• [What to work on] Repeat the listing in full, word for word.
──────── Provided records
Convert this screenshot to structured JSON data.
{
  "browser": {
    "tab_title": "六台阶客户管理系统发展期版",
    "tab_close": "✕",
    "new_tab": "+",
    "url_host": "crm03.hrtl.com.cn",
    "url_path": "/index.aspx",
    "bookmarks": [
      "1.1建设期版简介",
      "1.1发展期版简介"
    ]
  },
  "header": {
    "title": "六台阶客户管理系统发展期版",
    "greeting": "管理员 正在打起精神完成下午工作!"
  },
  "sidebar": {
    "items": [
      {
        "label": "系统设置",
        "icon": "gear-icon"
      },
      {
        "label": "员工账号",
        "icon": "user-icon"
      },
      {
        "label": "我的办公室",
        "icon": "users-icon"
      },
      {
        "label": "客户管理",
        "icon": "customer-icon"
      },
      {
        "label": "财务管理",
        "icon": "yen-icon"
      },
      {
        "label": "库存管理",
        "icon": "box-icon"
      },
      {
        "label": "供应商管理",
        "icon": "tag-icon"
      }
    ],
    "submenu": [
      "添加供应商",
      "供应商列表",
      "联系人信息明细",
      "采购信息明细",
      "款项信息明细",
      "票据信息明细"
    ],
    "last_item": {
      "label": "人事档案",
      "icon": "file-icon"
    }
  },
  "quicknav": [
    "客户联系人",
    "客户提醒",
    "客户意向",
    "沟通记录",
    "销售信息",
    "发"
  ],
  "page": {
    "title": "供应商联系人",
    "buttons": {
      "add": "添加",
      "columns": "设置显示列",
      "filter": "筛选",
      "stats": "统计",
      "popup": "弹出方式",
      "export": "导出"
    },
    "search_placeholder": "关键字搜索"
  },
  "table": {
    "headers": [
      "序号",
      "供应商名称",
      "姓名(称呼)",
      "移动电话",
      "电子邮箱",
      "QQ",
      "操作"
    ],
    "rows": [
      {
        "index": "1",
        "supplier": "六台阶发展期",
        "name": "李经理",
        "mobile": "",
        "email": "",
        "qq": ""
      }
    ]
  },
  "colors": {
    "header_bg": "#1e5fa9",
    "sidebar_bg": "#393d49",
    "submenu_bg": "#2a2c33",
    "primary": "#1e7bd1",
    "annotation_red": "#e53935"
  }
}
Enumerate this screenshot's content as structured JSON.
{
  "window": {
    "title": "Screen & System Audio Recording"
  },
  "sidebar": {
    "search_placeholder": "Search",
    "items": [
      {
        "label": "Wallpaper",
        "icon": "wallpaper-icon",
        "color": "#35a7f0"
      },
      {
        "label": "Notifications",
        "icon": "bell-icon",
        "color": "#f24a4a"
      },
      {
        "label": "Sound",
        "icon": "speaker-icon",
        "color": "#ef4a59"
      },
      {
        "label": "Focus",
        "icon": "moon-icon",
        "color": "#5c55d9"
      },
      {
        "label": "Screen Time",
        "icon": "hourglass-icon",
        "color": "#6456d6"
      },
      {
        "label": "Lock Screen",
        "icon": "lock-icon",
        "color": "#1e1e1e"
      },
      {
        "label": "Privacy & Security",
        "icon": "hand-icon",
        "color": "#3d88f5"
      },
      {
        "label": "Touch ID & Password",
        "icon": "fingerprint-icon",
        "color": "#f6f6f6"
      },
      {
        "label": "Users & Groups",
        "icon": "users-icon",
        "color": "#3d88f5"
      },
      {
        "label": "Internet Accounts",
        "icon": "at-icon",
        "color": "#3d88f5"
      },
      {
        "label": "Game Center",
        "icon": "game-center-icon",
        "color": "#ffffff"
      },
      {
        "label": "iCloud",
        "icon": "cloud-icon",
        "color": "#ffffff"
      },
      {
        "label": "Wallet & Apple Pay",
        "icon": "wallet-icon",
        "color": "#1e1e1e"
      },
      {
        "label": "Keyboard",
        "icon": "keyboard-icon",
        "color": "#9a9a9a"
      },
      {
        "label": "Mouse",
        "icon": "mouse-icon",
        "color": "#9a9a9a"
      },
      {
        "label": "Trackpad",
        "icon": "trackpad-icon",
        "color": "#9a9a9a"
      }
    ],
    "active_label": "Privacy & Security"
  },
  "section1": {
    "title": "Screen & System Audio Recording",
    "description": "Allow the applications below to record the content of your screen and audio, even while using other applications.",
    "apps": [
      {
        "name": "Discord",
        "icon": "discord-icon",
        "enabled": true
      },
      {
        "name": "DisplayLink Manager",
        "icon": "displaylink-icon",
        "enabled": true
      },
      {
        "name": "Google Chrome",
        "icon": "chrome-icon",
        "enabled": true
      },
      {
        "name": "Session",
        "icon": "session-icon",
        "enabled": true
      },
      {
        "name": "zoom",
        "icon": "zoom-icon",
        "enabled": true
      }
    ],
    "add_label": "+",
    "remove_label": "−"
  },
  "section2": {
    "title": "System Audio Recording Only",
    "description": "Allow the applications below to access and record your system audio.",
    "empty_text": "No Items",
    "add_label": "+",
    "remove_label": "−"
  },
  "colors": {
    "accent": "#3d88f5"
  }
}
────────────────
• [Exercise response]
Convert this screenshot to structured JSON data.
{
  "browser": {
    "tab_title": "六台阶客户管理系统发展期版",
    "tab_close": "✕",
    "new_tab": "+",
    "url_host": "crm03.hrtl.com.cn",
    "url_path": "/index.aspx",
    "bookmarks": [
      "1.1建设期版简介",
      "1.1发展期版简介"
    ]
  },
  "header": {
    "title": "六台阶客户管理系统发展期版",
    "greeting": "管理员 正在打起精神完成下午工作!"
  },
  "sidebar": {
    "items": [
      {
        "label": "系统设置",
        "icon": "gear-icon"
      },
      {
        "label": "员工账号",
        "icon": "user-icon"
      },
      {
        "label": "我的办公室",
        "icon": "users-icon"
      },
      {
        "label": "客户管理",
        "icon": "customer-icon"
      },
      {
        "label": "财务管理",
        "icon": "yen-icon"
      },
      {
        "label": "库存管理",
        "icon": "box-icon"
      },
      {
        "label": "供应商管理",
        "icon": "tag-icon"
      }
    ],
    "submenu": [
      "添加供应商",
      "供应商列表",
      "联系人信息明细",
      "采购信息明细",
      "款项信息明细",
      "票据信息明细"
    ],
    "last_item": {
      "label": "人事档案",
      "icon": "file-icon"
    }
  },
  "quicknav": [
    "客户联系人",
    "客户提醒",
    "客户意向",
    "沟通记录",
    "销售信息",
    "发"
  ],
  "page": {
    "title": "供应商联系人",
    "buttons": {
      "add": "添加",
      "columns": "设置显示列",
      "filter": "筛选",
      "stats": "统计",
      "popup": "弹出方式",
      "export": "导出"
    },
    "search_placeholder": "关键字搜索"
  },
  "table": {
    "headers": [
      "序号",
      "供应商名称",
      "姓名(称呼)",
      "移动电话",
      "电子邮箱",
      "QQ",
      "操作"
    ],
    "rows": [
      {
        "index": "1",
        "supplier": "六台阶发展期",
        "name": "李经理",
        "mobile": "",
        "email": "",
        "qq": ""
      }
    ]
  },
  "colors": {
    "header_bg": "#1e5fa9",
    "sidebar_bg": "#393d49",
    "submenu_bg": "#2a2c33",
    "primary": "#1e7bd1",
    "annotation_red": "#e53935"
  }
}
Enumerate this screenshot's content as structured JSON.
{
  "window": {
    "title": "Screen & System Audio Recording"
  },
  "sidebar": {
    "search_placeholder": "Search",
    "items": [
      {
        "label": "Wallpaper",
        "icon": "wallpaper-icon",
        "color": "#35a7f0"
      },
      {
        "label": "Notifications",
        "icon": "bell-icon",
        "color": "#f24a4a"
      },
      {
        "label": "Sound",
        "icon": "speaker-icon",
        "color": "#ef4a59"
      },
      {
        "label": "Focus",
        "icon": "moon-icon",
        "color": "#5c55d9"
      },
      {
        "label": "Screen Time",
        "icon": "hourglass-icon",
        "color": "#6456d6"
      },
      {
        "label": "Lock Screen",
        "icon": "lock-icon",
        "color": "#1e1e1e"
      },
      {
        "label": "Privacy & Security",
        "icon": "hand-icon",
        "color": "#3d88f5"
      },
      {
        "label": "Touch ID & Password",
        "icon": "fingerprint-icon",
        "color": "#f6f6f6"
      },
      {
        "label": "Users & Groups",
        "icon": "users-icon",
        "color": "#3d88f5"
      },
      {
        "label": "Internet Accounts",
        "icon": "at-icon",
        "color": "#3d88f5"
      },
      {
        "label": "Game Center",
        "icon": "game-center-icon",
        "color": "#ffffff"
      },
      {
        "label": "iCloud",
        "icon": "cloud-icon",
        "color": "#ffffff"
      },
      {
        "label": "Wallet & Apple Pay",
        "icon": "wallet-icon",
        "color": "#1e1e1e"
      },
      {
        "label": "Keyboard",
        "icon": "keyboard-icon",
        "color": "#9a9a9a"
      },
      {
        "label": "Mouse",
        "icon": "mouse-icon",
        "color": "#9a9a9a"
      },
      {
        "label": "Trackpad",
        "icon": "trackpad-icon",
        "color": "#9a9a9a"
      }
    ],
    "active_label": "Privacy & Security"
  },
  "section1": {
    "title": "Screen & System Audio Recording",
    "description": "Allow the applications below to record the content of your screen and audio, even while using other applications.",
    "apps": [
      {
        "name": "Discord",
        "icon": "discord-icon",
        "enabled": true
      },
      {
        "name": "DisplayLink Manager",
        "icon": "displaylink-icon",
        "enabled": true
      },
      {
        "name": "Google Chrome",
        "icon": "chrome-icon",
        "enabled": true
      },
      {
        "name": "Session",
        "icon": "session-icon",
        "enabled": true
      },
      {
        "name": "zoom",
        "icon": "zoom-icon",
        "enabled": true
      }
    ],
    "add_label": "+",
    "remove_label": "−"
  },
  "section2": {
    "title": "System Audio Recording Only",
    "description": "Allow the applications below to access and record your system audio.",
    "empty_text": "No Items",
    "add_label": "+",
    "remove_label": "−"
  },
  "colors": {
    "accent": "#3d88f5"
  }
}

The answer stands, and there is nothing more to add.